Only in rugby league could the governing body introduce something as simple as a new logo and it cause such consternation among the rank and file. Sure, social media’s reaction wasn’t Alan Jones, #DestroyTheJoint white hot, but the tone was unambiguously negative.
Boring, too much like Cricket Australia, amateurish, 1980s … these were the oft-repeated knocks.
I actually reckon it looks really good – the shield and the V (or, if we’re being pretentious, ‘chevrons’) are traditional rugby league icons, the southern cross is a ubiquitous Australian symbol, and in general it looks sleek and modern. My only mild criticism is the space-age font, but overall it looks terrific.
The critics also fail to acknowledge the bold effort to unify the game under the one badge.
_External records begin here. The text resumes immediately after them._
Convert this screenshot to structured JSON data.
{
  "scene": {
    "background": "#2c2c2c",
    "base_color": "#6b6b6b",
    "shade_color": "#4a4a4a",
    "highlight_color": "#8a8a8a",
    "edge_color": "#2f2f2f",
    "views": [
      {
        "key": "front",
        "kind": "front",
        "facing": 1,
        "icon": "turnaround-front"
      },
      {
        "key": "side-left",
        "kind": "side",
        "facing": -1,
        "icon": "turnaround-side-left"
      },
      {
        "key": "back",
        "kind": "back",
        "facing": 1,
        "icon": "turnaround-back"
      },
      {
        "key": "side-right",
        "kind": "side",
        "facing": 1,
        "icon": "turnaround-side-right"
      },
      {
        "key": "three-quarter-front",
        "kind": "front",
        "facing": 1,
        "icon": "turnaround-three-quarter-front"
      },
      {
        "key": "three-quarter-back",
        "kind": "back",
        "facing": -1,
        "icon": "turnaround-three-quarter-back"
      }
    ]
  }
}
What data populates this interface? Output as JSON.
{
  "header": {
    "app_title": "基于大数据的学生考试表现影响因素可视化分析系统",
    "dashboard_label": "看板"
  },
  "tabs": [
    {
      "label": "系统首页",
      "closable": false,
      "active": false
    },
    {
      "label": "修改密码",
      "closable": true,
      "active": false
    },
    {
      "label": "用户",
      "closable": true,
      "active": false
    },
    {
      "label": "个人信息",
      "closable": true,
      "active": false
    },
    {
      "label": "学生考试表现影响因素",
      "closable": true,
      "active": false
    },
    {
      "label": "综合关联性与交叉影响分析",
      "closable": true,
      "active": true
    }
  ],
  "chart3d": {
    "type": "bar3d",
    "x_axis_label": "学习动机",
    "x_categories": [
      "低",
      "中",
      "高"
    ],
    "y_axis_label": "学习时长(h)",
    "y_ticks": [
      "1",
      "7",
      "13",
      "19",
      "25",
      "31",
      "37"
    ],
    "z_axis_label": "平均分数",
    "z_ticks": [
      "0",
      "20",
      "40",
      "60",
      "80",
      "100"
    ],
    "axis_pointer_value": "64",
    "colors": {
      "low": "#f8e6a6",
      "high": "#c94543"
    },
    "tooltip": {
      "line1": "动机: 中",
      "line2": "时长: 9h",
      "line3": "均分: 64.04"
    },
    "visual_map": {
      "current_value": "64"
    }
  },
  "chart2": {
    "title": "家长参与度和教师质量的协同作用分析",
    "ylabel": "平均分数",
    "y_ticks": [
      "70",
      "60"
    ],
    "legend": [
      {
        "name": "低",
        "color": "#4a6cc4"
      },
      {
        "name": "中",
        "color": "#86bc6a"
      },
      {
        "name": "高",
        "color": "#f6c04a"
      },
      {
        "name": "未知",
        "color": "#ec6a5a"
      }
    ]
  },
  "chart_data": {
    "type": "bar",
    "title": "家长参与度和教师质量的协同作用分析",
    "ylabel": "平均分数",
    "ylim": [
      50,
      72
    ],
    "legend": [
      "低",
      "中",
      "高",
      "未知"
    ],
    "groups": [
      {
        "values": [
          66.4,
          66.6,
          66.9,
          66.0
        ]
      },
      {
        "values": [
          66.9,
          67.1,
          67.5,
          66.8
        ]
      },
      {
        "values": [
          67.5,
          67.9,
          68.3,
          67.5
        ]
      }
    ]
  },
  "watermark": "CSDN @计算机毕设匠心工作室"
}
The NRL, Toyota Cup, Origin, NSW, Queensland, affiliate states, One Community logos all follow the same shield-and-chevron design, and this consistent branding is a sophisticated approach that bodes well for the future of the game. It’s another inevitable step in the future of the Commission, alongside the Moore Park bunker, that adds to the code’s professionalism.
The other primary criticism was that the New Zealand Warriors will be wearing a different premiership logo to the rest of the comp, rather, they have their own black-and-silver version. It is peculiar that one team is an exception to the rule (the Toronto Raptors, Toronto Blue Jays and the raft of Canadian NHL teams seem to manage), especially considering if the League was being literal, the competition would have to be called the Inter-National Rugby League.
The logo re-branding was the headline act of today’s announcement of a five-year plan, another integral step in the maturation of the game. Two key points stuck out: the first was the creation of an NRL Growth Fund that seeks to avail $200 million for community projects, which demonstrates a newfound appetite to centralise funding and distribute it to the grass roots.
The second was the 400,000 members, 20,000 average crowds. Ambitious, but do-able, and an important target to meet. It’s easy to forget how rapid the growth of AFL memberships was: when the AFL instituted their Commission in 1985, Hawthorn had less than 8,000 members, a similar number to most NRL clubs at the moment. Last season, the Hawks sold over 60,000 memberships. John Grant’s master plan might seem pie in the sky, but the AFL has already gone down this path and then some.
Another head-scratcher out of the day was how Grant and his Commish had time to draw up these snazzy new tags while they still haven’t found a replacement for ex-CEO David Gallop, who was sacked last June. The Commission has been panned for not doing much, but considering the quality of the season we just witnessed, I can’t help but be reminded of The Office episode after Deangelo Vickers winds up in a coma, and Dunder Mifflin’s Scranton branch manages to work more efficiently without a manager. Shane Mattiske seems like a sensible man doing a sensible job in a sport that had often lacked sensibleness. Long may stability continue … under the new logo, of course.